• ASSIGNMENT: Of the entries below, copy only those lines that contain the word "appmesh".

• RECORDS FOR THIS TASK:
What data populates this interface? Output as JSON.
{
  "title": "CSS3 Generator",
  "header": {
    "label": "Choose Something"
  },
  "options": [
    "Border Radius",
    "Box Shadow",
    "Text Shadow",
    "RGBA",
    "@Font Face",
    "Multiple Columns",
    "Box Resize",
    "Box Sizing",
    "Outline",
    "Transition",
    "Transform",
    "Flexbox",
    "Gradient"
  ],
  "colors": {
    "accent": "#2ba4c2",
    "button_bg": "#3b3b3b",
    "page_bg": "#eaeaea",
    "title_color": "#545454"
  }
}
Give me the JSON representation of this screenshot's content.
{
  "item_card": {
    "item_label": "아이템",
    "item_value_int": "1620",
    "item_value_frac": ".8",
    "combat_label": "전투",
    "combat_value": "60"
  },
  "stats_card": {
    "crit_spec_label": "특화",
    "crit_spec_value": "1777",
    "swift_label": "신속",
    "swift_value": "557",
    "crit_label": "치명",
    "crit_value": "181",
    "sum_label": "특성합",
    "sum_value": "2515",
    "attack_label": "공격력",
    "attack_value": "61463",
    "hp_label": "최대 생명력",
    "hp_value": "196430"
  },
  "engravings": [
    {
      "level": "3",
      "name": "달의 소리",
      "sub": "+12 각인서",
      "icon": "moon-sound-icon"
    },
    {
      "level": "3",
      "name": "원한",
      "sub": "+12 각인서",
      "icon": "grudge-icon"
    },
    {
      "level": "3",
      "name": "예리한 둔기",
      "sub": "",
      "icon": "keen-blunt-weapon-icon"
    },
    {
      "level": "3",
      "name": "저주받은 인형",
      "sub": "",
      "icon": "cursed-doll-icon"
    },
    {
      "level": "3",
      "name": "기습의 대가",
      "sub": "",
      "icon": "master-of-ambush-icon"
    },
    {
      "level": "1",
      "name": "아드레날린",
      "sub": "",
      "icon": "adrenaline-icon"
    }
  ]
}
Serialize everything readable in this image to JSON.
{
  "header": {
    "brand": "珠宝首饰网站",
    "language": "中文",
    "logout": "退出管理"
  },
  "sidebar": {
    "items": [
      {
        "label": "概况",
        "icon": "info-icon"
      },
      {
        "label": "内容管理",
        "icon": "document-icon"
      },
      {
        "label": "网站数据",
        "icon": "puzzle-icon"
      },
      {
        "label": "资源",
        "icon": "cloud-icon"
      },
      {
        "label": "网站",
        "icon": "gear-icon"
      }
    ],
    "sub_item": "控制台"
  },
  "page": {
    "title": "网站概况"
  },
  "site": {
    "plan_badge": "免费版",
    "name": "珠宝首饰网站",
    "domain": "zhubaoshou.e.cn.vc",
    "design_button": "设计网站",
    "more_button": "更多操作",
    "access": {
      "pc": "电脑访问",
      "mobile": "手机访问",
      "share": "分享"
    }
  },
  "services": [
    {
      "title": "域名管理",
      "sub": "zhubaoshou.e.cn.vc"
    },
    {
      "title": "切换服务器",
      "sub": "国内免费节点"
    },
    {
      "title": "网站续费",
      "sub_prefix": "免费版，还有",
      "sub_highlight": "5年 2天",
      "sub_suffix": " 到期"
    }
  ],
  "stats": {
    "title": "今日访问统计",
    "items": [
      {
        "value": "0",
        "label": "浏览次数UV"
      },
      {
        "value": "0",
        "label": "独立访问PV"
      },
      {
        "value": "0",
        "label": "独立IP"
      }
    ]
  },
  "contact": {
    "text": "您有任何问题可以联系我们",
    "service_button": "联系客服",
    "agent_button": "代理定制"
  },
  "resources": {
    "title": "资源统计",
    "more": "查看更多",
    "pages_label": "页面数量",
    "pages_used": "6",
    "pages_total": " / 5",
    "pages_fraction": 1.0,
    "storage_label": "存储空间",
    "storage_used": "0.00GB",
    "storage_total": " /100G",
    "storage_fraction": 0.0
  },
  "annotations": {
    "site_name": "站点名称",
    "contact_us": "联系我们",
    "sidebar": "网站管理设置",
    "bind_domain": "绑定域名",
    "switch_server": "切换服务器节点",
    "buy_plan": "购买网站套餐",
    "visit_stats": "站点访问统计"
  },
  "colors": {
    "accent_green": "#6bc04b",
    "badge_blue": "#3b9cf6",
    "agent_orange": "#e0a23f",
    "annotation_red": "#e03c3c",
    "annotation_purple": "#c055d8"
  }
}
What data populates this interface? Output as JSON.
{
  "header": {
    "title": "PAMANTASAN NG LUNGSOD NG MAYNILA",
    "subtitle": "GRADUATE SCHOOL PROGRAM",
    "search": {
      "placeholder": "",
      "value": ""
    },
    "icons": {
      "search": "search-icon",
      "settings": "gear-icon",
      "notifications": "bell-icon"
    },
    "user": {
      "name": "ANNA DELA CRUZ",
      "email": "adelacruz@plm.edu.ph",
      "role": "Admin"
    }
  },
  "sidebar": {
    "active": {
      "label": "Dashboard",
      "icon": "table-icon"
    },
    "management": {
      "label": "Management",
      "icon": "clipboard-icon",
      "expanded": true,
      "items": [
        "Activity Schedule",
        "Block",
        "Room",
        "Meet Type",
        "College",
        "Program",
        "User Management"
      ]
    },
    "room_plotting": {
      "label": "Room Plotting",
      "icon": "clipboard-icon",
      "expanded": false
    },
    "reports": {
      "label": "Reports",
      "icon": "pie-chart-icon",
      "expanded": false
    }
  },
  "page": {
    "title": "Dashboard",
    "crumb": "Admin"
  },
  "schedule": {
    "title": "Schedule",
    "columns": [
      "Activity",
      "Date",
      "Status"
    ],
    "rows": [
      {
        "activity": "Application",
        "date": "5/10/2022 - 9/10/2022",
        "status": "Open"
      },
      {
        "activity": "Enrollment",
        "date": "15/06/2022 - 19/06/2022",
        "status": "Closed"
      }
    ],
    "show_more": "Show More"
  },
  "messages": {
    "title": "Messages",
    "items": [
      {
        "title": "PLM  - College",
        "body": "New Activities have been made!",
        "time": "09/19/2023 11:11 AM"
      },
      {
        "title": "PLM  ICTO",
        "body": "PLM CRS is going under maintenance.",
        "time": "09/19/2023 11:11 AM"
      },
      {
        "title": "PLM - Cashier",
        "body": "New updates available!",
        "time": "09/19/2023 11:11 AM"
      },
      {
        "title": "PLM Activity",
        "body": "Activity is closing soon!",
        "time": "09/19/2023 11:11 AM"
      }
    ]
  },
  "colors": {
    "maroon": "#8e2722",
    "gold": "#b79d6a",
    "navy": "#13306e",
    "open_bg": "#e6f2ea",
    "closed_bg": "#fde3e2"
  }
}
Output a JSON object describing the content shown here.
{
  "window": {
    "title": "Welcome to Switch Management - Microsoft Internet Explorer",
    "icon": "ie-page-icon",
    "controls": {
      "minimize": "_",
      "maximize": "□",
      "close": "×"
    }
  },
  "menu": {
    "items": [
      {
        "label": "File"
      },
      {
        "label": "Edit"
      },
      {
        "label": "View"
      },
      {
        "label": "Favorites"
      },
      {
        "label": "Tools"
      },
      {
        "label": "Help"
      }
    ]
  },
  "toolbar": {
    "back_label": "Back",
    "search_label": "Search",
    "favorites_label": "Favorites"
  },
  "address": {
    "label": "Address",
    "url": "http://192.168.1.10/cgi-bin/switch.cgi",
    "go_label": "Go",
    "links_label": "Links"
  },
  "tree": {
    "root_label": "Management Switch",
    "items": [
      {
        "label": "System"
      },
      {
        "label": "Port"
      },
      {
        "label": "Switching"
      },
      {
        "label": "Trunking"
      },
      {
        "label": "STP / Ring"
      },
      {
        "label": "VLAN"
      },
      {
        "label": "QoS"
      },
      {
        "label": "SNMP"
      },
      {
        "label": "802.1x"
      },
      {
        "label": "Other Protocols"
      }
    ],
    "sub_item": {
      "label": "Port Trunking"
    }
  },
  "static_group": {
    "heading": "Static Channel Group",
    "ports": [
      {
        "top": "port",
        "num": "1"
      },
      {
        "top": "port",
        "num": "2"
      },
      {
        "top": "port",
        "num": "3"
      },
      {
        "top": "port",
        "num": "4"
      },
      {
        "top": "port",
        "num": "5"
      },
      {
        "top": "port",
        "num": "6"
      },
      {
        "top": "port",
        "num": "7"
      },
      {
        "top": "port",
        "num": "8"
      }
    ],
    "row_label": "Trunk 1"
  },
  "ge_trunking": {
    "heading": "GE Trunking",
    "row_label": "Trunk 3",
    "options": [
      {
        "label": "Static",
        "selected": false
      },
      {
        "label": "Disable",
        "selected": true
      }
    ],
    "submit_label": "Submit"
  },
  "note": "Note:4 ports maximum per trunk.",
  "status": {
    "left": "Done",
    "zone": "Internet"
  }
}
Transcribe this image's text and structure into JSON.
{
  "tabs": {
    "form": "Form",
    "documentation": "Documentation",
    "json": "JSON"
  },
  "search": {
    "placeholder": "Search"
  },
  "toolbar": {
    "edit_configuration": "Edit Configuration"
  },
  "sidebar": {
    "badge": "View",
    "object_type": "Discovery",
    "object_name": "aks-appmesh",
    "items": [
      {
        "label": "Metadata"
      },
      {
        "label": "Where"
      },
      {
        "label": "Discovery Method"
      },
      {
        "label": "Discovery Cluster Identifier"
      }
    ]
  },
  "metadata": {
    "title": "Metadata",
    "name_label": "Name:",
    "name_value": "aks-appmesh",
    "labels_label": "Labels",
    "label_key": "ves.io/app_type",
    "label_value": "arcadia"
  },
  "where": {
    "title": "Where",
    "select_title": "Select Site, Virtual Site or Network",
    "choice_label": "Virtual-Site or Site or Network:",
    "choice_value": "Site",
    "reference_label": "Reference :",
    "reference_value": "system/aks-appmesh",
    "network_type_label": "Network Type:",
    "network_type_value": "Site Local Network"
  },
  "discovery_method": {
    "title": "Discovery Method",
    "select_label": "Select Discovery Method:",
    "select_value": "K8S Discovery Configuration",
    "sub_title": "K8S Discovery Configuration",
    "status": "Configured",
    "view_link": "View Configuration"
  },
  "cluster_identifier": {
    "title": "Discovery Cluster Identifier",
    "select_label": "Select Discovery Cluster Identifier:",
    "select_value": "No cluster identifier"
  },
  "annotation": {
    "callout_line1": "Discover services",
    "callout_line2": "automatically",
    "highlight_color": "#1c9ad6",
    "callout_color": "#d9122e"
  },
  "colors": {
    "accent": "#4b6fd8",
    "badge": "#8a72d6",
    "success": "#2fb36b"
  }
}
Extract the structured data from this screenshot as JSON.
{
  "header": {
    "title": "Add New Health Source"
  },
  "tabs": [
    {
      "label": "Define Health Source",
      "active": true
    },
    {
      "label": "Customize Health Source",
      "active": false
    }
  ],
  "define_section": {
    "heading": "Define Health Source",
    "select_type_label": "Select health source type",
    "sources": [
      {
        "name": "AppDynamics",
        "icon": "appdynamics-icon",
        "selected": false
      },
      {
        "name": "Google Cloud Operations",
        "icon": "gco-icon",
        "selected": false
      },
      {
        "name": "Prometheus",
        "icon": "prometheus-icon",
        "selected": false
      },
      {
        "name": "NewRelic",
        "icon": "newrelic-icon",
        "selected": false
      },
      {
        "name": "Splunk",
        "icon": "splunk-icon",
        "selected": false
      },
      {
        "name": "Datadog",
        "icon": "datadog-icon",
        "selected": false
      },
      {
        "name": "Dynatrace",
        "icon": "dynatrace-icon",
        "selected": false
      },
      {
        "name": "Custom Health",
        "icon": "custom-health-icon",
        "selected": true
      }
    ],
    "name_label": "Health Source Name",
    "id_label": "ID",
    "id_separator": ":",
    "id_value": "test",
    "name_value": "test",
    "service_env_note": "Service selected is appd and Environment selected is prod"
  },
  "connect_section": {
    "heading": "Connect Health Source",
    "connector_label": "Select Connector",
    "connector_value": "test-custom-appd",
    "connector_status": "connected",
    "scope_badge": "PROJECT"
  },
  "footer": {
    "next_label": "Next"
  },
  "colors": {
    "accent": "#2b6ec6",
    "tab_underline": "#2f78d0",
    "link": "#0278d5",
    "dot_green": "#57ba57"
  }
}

• SOLVED EXERCISE:
    "object_name": "aks-appmesh",
    "name_value": "aks-appmesh",
    "reference_value": "system/aks-appmesh",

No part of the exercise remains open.